The streamlined procedures require amending the last 3 years of tax returns to report undisclosed income from foreign assets, and filing FBAR disclosures for the last 6 years. The program also requires that a taxpayer files a statement to the satisfaction of the IRS that their noncompliance was non-willful. This is of particular importance as the taxpayer will do so under the penalty of perjury which can have criminal penalties. Making a fraudulent statement can carry substantial penalties and carry criminal charges.

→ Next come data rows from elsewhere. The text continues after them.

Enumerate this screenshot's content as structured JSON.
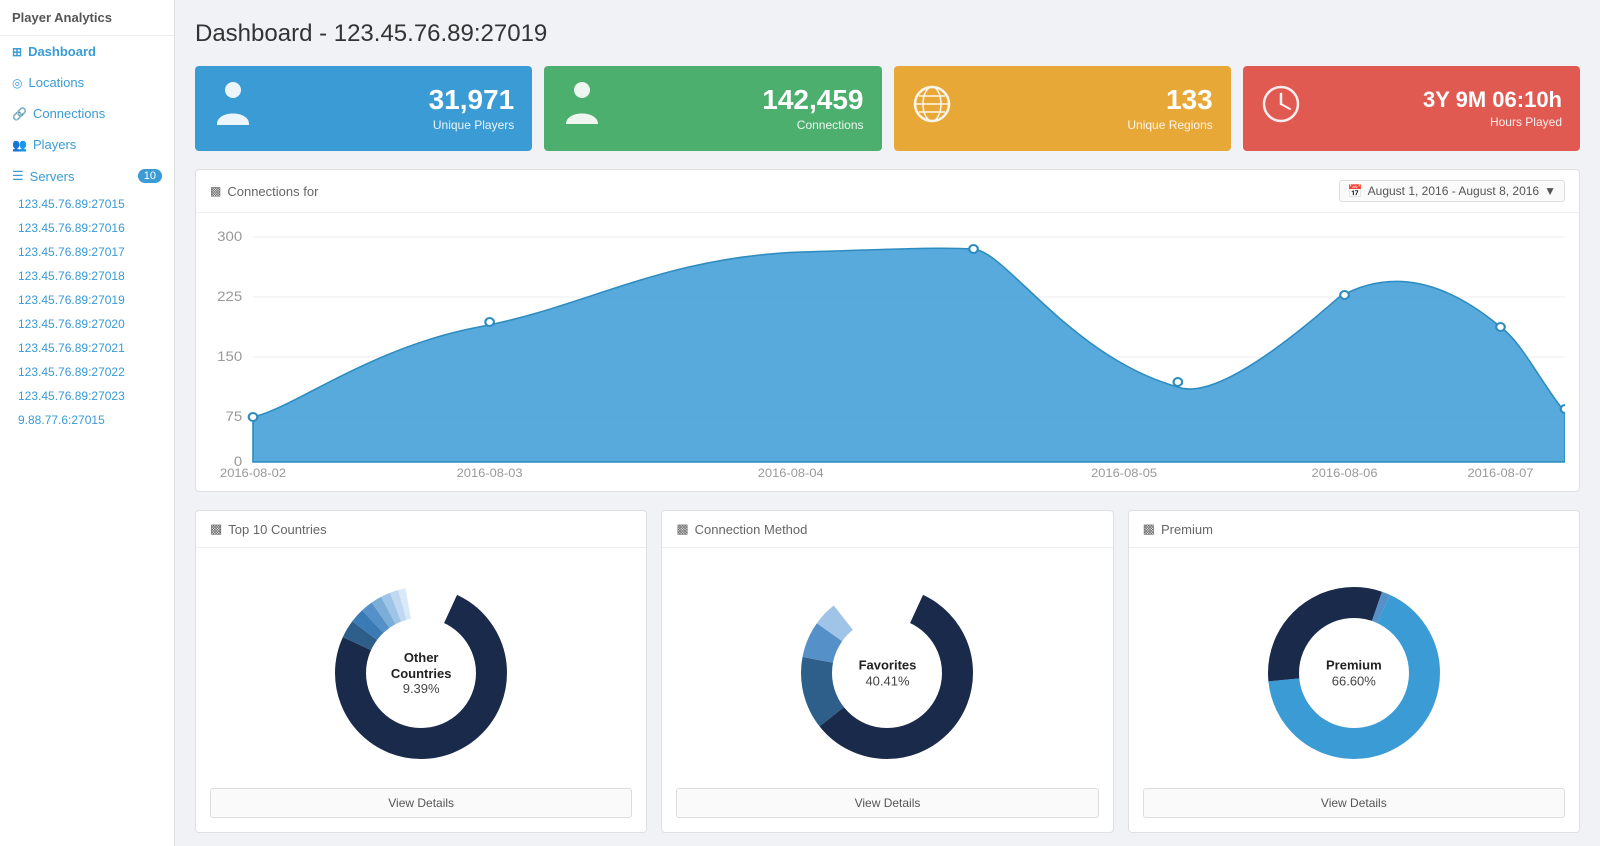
{
  "app": {
    "title": "Player Analytics"
  },
  "sidebar": {
    "nav": [
      {
        "id": "dashboard",
        "label": "Dashboard",
        "icon": "⊞",
        "active": true
      },
      {
        "id": "locations",
        "label": "Locations",
        "icon": "◎"
      },
      {
        "id": "connections",
        "label": "Connections",
        "icon": "🔗"
      },
      {
        "id": "players",
        "label": "Players",
        "icon": "👥"
      }
    ],
    "servers_label": "Servers",
    "servers_badge": "10",
    "servers": [
      "123.45.76.89:27015",
      "123.45.76.89:27016",
      "123.45.76.89:27017",
      "123.45.76.89:27018",
      "123.45.76.89:27019",
      "123.45.76.89:27020",
      "123.45.76.89:27021",
      "123.45.76.89:27022",
      "123.45.76.89:27023",
      "9.88.77.6:27015"
    ]
  },
  "header": {
    "title": "Dashboard - 123.45.76.89:27019"
  },
  "stat_cards": [
    {
      "id": "unique-players",
      "value": "31,971",
      "label": "Unique Players",
      "color": "blue",
      "icon": "person"
    },
    {
      "id": "connections",
      "value": "142,459",
      "label": "Connections",
      "color": "green",
      "icon": "person"
    },
    {
      "id": "unique-regions",
      "value": "133",
      "label": "Unique Regions",
      "color": "orange",
      "icon": "globe"
    },
    {
      "id": "hours-played",
      "value": "3Y 9M 06:10h",
      "label": "Hours Played",
      "color": "red",
      "icon": "clock"
    }
  ],
  "connections_chart": {
    "title": "Connections for",
    "date_range": "August 1, 2016 - August 8, 2016",
    "y_labels": [
      "0",
      "75",
      "150",
      "225",
      "300"
    ],
    "x_labels": [
      "2016-08-02",
      "2016-08-03",
      "2016-08-04",
      "2016-08-05",
      "2016-08-06",
      "2016-08-07"
    ]
  },
  "bottom_panels": [
    {
      "id": "top-countries",
      "title": "Top 10 Countries",
      "center_label": "Other Countries",
      "center_pct": "9.39%",
      "view_details": "View Details",
      "donut_type": "countries"
    },
    {
      "id": "connection-method",
      "title": "Connection Method",
      "center_label": "Favorites",
      "center_pct": "40.41%",
      "view_details": "View Details",
      "donut_type": "connection"
    },
    {
      "id": "premium",
      "title": "Premium",
      "center_label": "Premium",
      "center_pct": "66.60%",
      "view_details": "View Details",
      "donut_type": "premium"
    }
  ]
}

In addition to payment of back-taxes, a miscellaneous offshore penalty of 5% is due under the SDOP. There is no miscellaneous penalty under the SFOP. The 5% penalty is on the highest aggregate balance of the taxpayer’s foreign financial assets that are subject to the miscellaneous offshore penalty during the years in the 3-year tax return period and the 6-year FBAR period. For this purpose, the highest aggregate balance is determined by aggregating the year-end account balances and year-end asset values of all the foreign financial assets subject to the miscellaneous offshore penalty for each of the covered years and selecting the highest aggregate balance from among those years.

As you can see, the streamlined procedures were designed for U.S. taxpayers that have non-willfully failed to disclose their foreign financial assets and foreign income.

Delinquent and amended filings

In certain circumstances, it can make more sense to file amended tax returns and delinquent FBARs outside of the streamlined procedures. This will generally be the case where you have foreign financial accounts that have not been disclosed, and where there is no additional income and therefore no further US tax liability.

In our experience, this may be the case where you have failed to disclose your superannuation on an FBAR, and you may need to include rental income from a foreign property in your U.S. tax return, however the property is generating losses.

Taxpayers should file delinquent FBARs if they do not need to use either the OVDP or the streamlined procedures to file delinquent or amended tax returns to report and pay additional tax, but who:

  • have not filed an FBAR,
  • are not under a civil examination or a criminal investigation by the IRS, and
  • have not already been contacted by the IRS about the delinquent FBARs

The IRS will not impose a penalty for the failure to file the delinquent FBARs if you have properly reported on your U.S. tax returns, and paid all tax on, the income from the foreign financial accounts reported on the delinquent FBARs, and you have not previously been contacted regarding an income tax examination or a request for delinquent returns for the years for which the delinquent FBARs are submitted.

The key requirement of filing delinquent FBARs is including a statement explaining why you are filing the FBARs late and that your failure to report is non-wilful. Willfulness has been defined by courts as “an intentional violation of a known legal duty”.

The IRS recommends that amended returns should be filed where a taxpayer has claimed the wrong filing status and has to change income, deductions or credits. This method is advisable where no further tax is due as you are able to disclose the correct income and information without penalties, tax and interest. To the extent further tax should be due upon amending the prior tax returns due to undisclosed income, you may not be able to file amended returns without penalties in which case the streamline process is advisable.